It’s no secret that an independent school education can be expensive, with some tuition bills nearing $50,000 a year.
If you are expecting that financial aid will enable your family to afford this investment in your child’s future, know that an understanding of the financial aid process can make a big difference in the grant you receive. Here are some points to keep in mind:
Don’t understate your income or assets. Make honest estimates and predictions of future income. Besides the obvious ethical considerations, you could expose your family to embarrassment and a sudden revocation of aid if you are found out.
Fill out and submit all forms on time. If the deadline is November 1, get it in by then. Hand deliver it if necessary, and get a receipt or email confirmation. It helps to begin collecting the necessary documents weeks in advance, not the night before they're due, since this is usually a hard deadline and not a flexible one. The aid committee typically considers all applications filed on time and distributes aid accordingly. Then, in a second and separate round, it reads late applications and doles out only what money is left in a finite pool of aid dollars.
Be aware that most schools operate on a three-year time frame. That is, it is unlikely that they will substantially alter your award within the first three years of your child’s enrollment, so plan accordingly. Don’t imagine that you’ll pay $20,000 one year, and then magically have that price reduced to $15,000 the next.
Many schools require that you share your IRS filing in the next calendar year, after your aid application has been filed but before the school year ends. File your taxes well before April 15, and definitely don’t take an extension. Early filing allows the school’s aid administrator to close out the year’s work earlier and can only cause the school to take a more favorable view of your applications from year to year.
Don’t be afraid to ask for more help if you need it. If your circumstances change suddenly, or from year to year, due to factors like a death, divorce, illness, or job loss, meet immediately with the school’s financial office to explain your situation and your needs. The school may be able to adjust your offer to enable your child to stay.
When applying, don’t be shy. Point out all that your family and your child add to the school community. If your son or daughter makes top grades or scores, or contributes a lot to sports teams or arts ensembles, mention these strengths in your application.
Your child’s initial offer of admission to the school may be your only opportunity to exercise any leverage in negotiating the price you pay. If your second choice school offers a more attractive grant, negotiate with your first choice school for the same yearly tuition.
Don’t be foolishly optimistic about your ability to carry the tuition obligation, even after considering the aid offer. Can you make the monthly payment? Do you have liquid assets that will allow you to continue payments in the case of job loss, illness, or unexpected expense? You don’t want to have to pull your child from the school in the middle of the year when your options for alternative placement may be few.
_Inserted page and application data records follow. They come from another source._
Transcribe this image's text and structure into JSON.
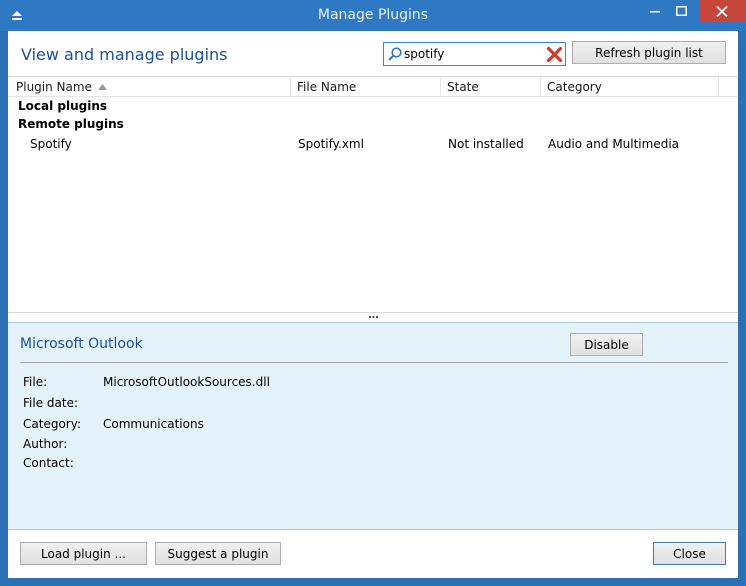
{
  "window": {
    "title": "Manage Plugins",
    "icon": "window-system-icon",
    "controls": [
      "minimize-icon",
      "maximize-icon",
      "close-icon"
    ]
  },
  "header": {
    "title": "View and manage plugins",
    "search": {
      "value": "spotify",
      "icon": "search-icon",
      "clear_icon": "clear-icon"
    },
    "refresh_label": "Refresh plugin list"
  },
  "list": {
    "columns": [
      "Plugin Name",
      "File Name",
      "State",
      "Category"
    ],
    "sort": {
      "column": "Plugin Name",
      "direction": "ascending"
    },
    "groups": [
      "Local plugins",
      "Remote plugins"
    ],
    "rows": [
      {
        "name": "Spotify",
        "file": "Spotify.xml",
        "state": "Not installed",
        "category": "Audio and Multimedia"
      }
    ]
  },
  "splitter": {
    "glyph": "..."
  },
  "details": {
    "title": "Microsoft Outlook",
    "disable_label": "Disable",
    "fields": [
      {
        "label": "File:",
        "value": "MicrosoftOutlookSources.dll"
      },
      {
        "label": "File date:",
        "value": ""
      },
      {
        "label": "Category:",
        "value": "Communications"
      },
      {
        "label": "Author:",
        "value": ""
      },
      {
        "label": "Contact:",
        "value": ""
      }
    ]
  },
  "footer": {
    "load_label": "Load plugin ...",
    "suggest_label": "Suggest a plugin",
    "close_label": "Close"
  },
  "colors": {
    "titlebar": "#2f78c4",
    "accent_text": "#1b4f9c",
    "details_bg": "#e4f2fa",
    "close_button": "#c7463b",
    "clear_icon": "#d03a2e"
  }
}
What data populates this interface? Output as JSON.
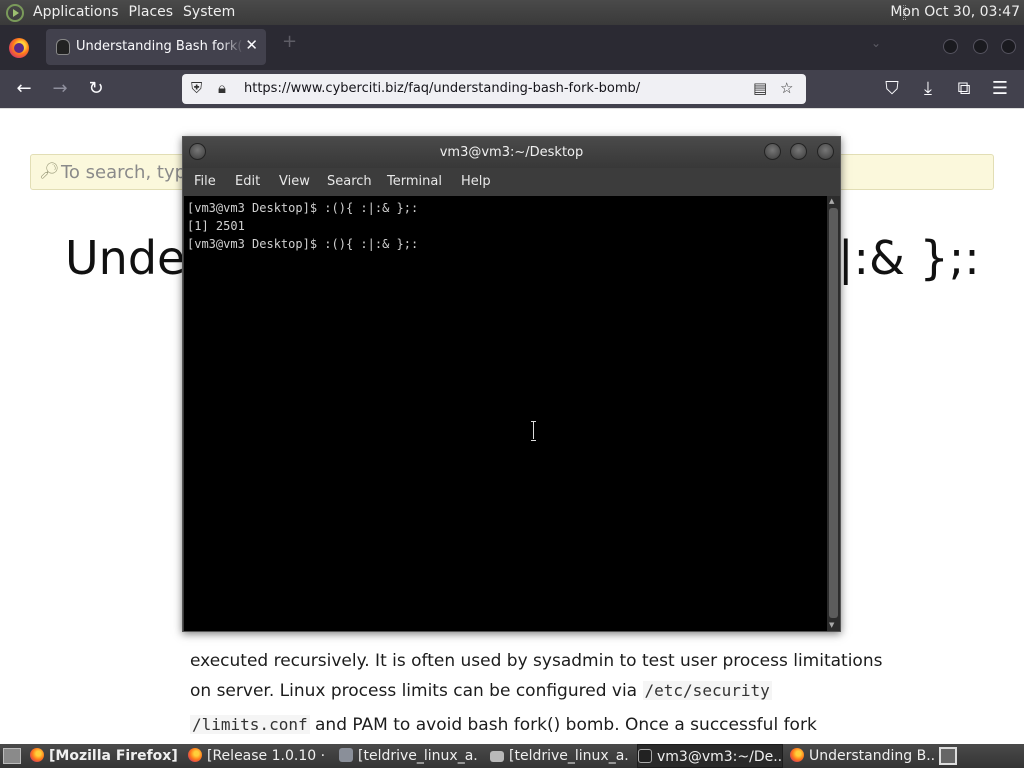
{
  "top_panel": {
    "menus": [
      "Applications",
      "Places",
      "System"
    ],
    "clock": "Mon Oct 30, 03:47"
  },
  "firefox": {
    "tab_title": "Understanding Bash fork() Bomb ~ :(){ :|:& };:",
    "tab_close": "✕",
    "new_tab": "+",
    "list_tabs": "⌄",
    "url": "https://www.cyberciti.biz/faq/understanding-bash-fork-bomb/",
    "nav_icons": {
      "back": "←",
      "forward": "→",
      "reload": "↻",
      "reader": "▤",
      "bookmark": "☆",
      "pocket": "⛉",
      "downloads": "⤓",
      "extensions": "⧉",
      "menu": "☰"
    }
  },
  "page": {
    "search_placeholder": "To search, type",
    "heading_left": "Under",
    "heading_right": "|:& };:",
    "para_line1": "executed recursively. It is often used by sysadmin to test user process limitations",
    "para_line2_text": "on server. Linux process limits can be configured via",
    "para_line2_code": "/etc/security",
    "para_line3_code": "/limits.conf",
    "para_line3_text": "and PAM to avoid bash fork() bomb. Once a successful fork"
  },
  "terminal": {
    "title": "vm3@vm3:~/Desktop",
    "menu": [
      "File",
      "Edit",
      "View",
      "Search",
      "Terminal",
      "Help"
    ],
    "lines": [
      "[vm3@vm3 Desktop]$ :(){ :|:& };:",
      "[1] 2501",
      "[vm3@vm3 Desktop]$ :(){ :|:& };:"
    ]
  },
  "taskbar": {
    "items": [
      {
        "label": "[Mozilla Firefox]",
        "icon": "firefox-icon"
      },
      {
        "label": "[Release 1.0.10 · ...",
        "icon": "firefox-icon"
      },
      {
        "label": "[teldrive_linux_a...",
        "icon": "document-icon"
      },
      {
        "label": "[teldrive_linux_a...",
        "icon": "folder-icon"
      },
      {
        "label": "vm3@vm3:~/De...",
        "icon": "terminal-icon"
      },
      {
        "label": "Understanding B...",
        "icon": "firefox-icon"
      }
    ]
  }
}
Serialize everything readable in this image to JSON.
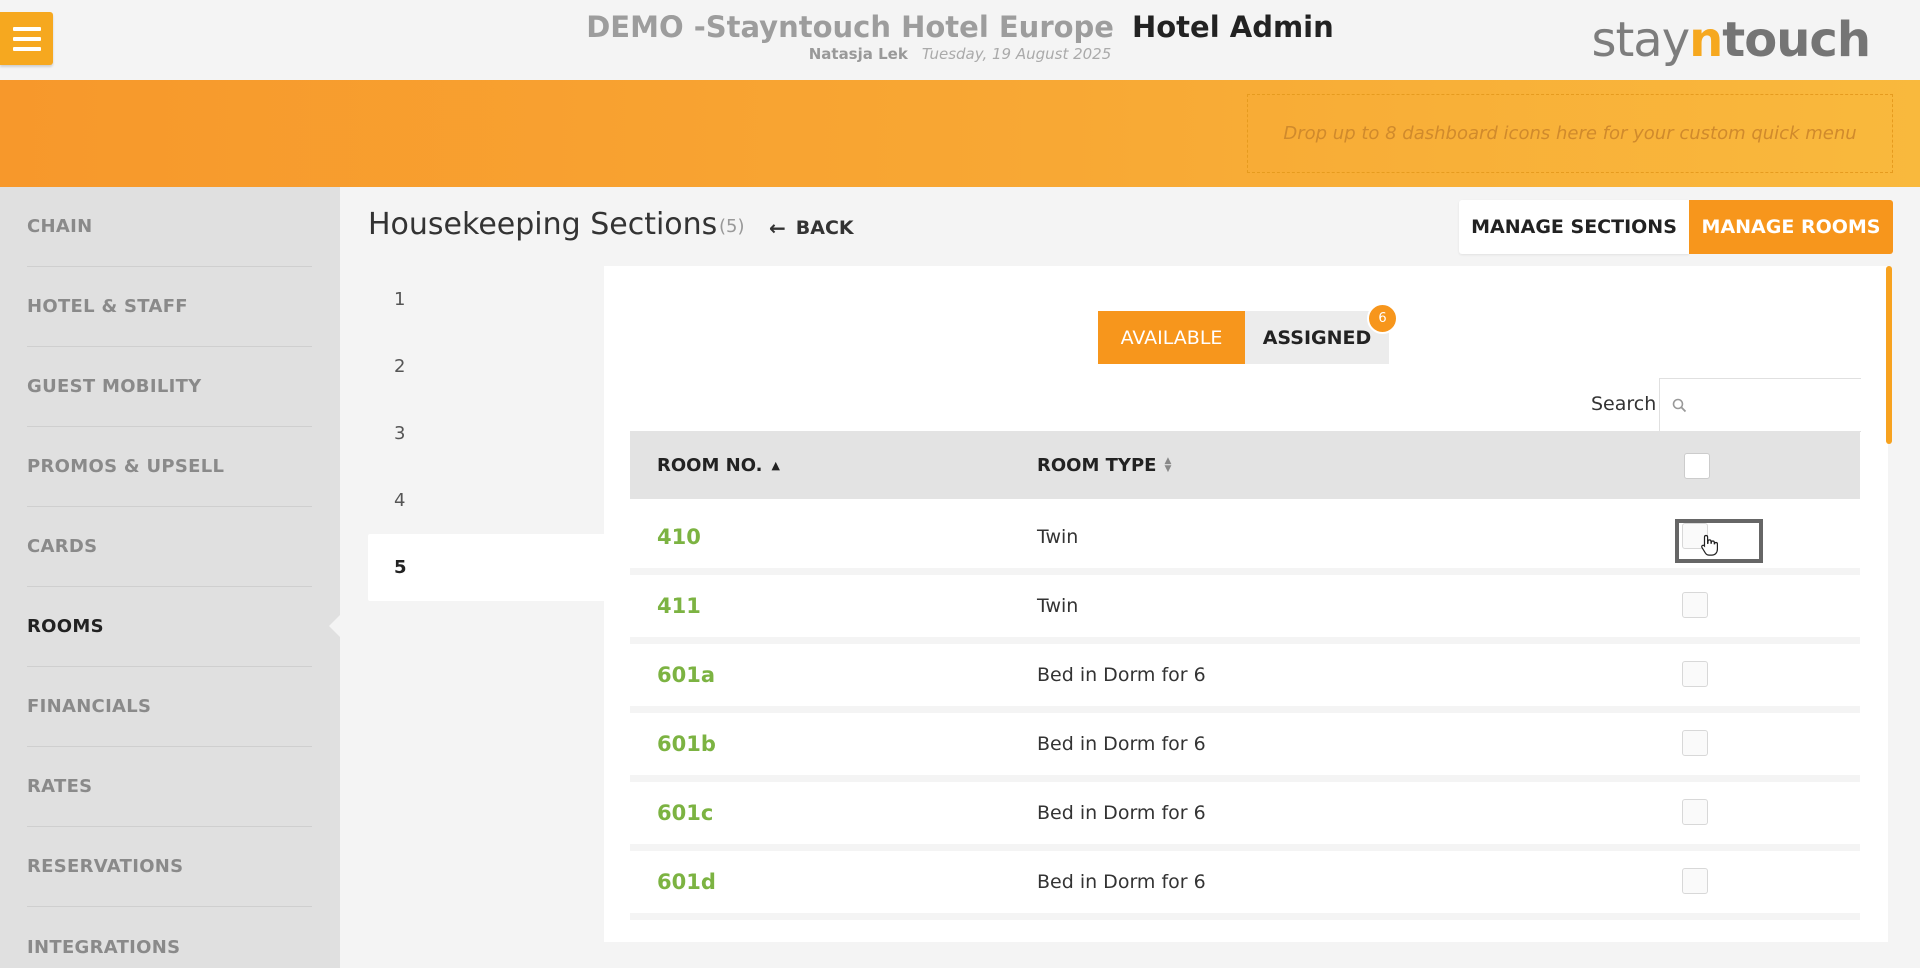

Schools with larger endowments, especially in ratio to the number of students, can offer more aid because they have more money to spend. If you need more help, consider applying to such schools, which may be those with strong national reputations going back many decades.
Help with fundraisers. Chaperone on field trips. Volunteer your time and expertise to the school’s many committees and projects. Donate what you can to the school’s annual fund. These efforts show that you value membership in the community and that you care about making it stronger and more effective. The school, in turn, will be more likely to value your family and to show that in its aid offer.
Expect tuition to rise each year. It is a rare event when a private school reduces its retail price. Plan for a 5-10% jump annually, even after your aid award.
Pay your tuition on time, and don’t bounce checks. Make it easy on the school, and the school will treat you better.
Finally, call financial aid what it is: a discount. “Aid" is really a misnomer; you’re getting a discount on the price of a service. When you think of it this way, you can push for a better deal. Your leverage is what your child and family bring to the school community, as well as any other comparable offers out there. The school’s leverage is the actual and perceived value of its offerings, as well as the cost and inconvenience--and the risk--of your switching schools.
Be honest and realistic, advocate strongly for yourself, and be prompt in completing your obligations. These are the keys to navigating the private school financial aid landscape.
For more information, check out the following resources: